If TED is about “Ideas Worth Spreading,” then the Economist’s Ideas Economy conference series is – as the title would suggest – about ideas worth monetizing. It’s the Economist, stupid! The venerable publication, a notorious late adopter, has realized that despite solid market standing it must reinvent itself to survive, both through a suite of new digital products and by branching out into the conference business. The focus on Innovation (as in “a commercialized original idea,” as the excellent moderator Vijay Vaitheeswaran defined it in his opening remarks) is a natural fit: The Economist has always stood for liberal economic policies and liberal social values – which is typically the kind of fabric that innovation thrives in.
The most recent event of the series (full disclosure: frog design was a sponsor) took place last week in New York: With the theme “Human Potential,” 250 business leaders, entrepreneurs, politicians, and academics discussed for two days how to foster and tap into the creativity and intellect of their employees, stakeholders, peers, and students. The cynic could object and ask “Do we indeed have potential?,” inferring that the term “potential” implies progress and betterment – but are we, humans, even good? And if so, can we get better?
According to Harvard psychologist Steven Pinker, the answer is a clear yes. He presented a “history of violence,” arguing that violence is on the decline, which, as he readily admitted, appears to be somewhat counter-intuitive, knowing that there has not been a single day without war in the history of mankind. Attribute this to a recording bias: The magnifying effect of mass media makes violence more visible than ever before. Yet, Pinker cited empirical studies showing that the amount of actions which cause physical harm has steadily decreased over the past centuries. Despite the many atrocities it saw, the 20th century was not the most violent century in terms of absolute numbers (compared to the total world population), and acts of terrorism, Pinker pointed out, can only be described as (statistically) “insignificant.” Clearly, Pinker commented, the US overreacted in response to the 9/11 attacks. Before you cheer about the rise of human enlightenment and moral reasoning, however, consider that the way violence is committed may have become more subliminal, and that, more pressingly, weapons of mass destruction in the hands of a few rogue individuals (or states) can arguably do more harm nowadays – that is, cause ‘ultimate violence’ – than ever before. Additionally, it remains difficult to project future trends based on historical data so that an overly optimistic, non-violent concept of human potential might be flawed because of a bias of retrospective. In fact, the Rational Optimist‘s great blind spot is that it cannot look into the “heart of darkness,” that it has no means to explain or forecast truly irrational behavior.

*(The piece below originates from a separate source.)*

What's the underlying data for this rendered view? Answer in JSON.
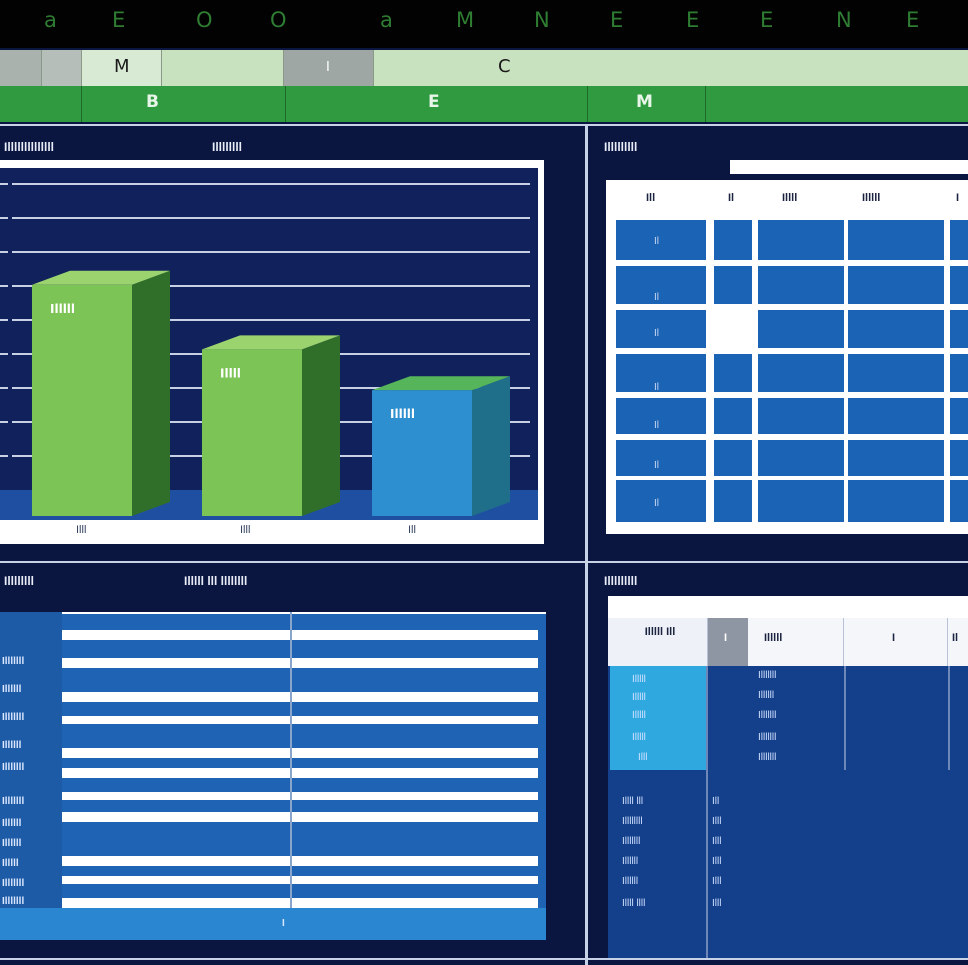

On top of that, it is, of course, particularly hard to assess the human potential when you are human. Is human potential limited to humans? Can humans really fully unleash their own potential or will it take artificial intelligence to do so? Were the attendees in New York able to realize human potential or rather its impediment? The conference, for the most part, stayed away from such provocations. Notwithstanding the occasional excursion into macro-economic or philosophical debate, most of the program was devoted to more pragmatic topics such as employee motivation, knowledge management, institutional and non-institutional learning, and creative thinking. Continuar leyendo «The Economist and the Human Potential»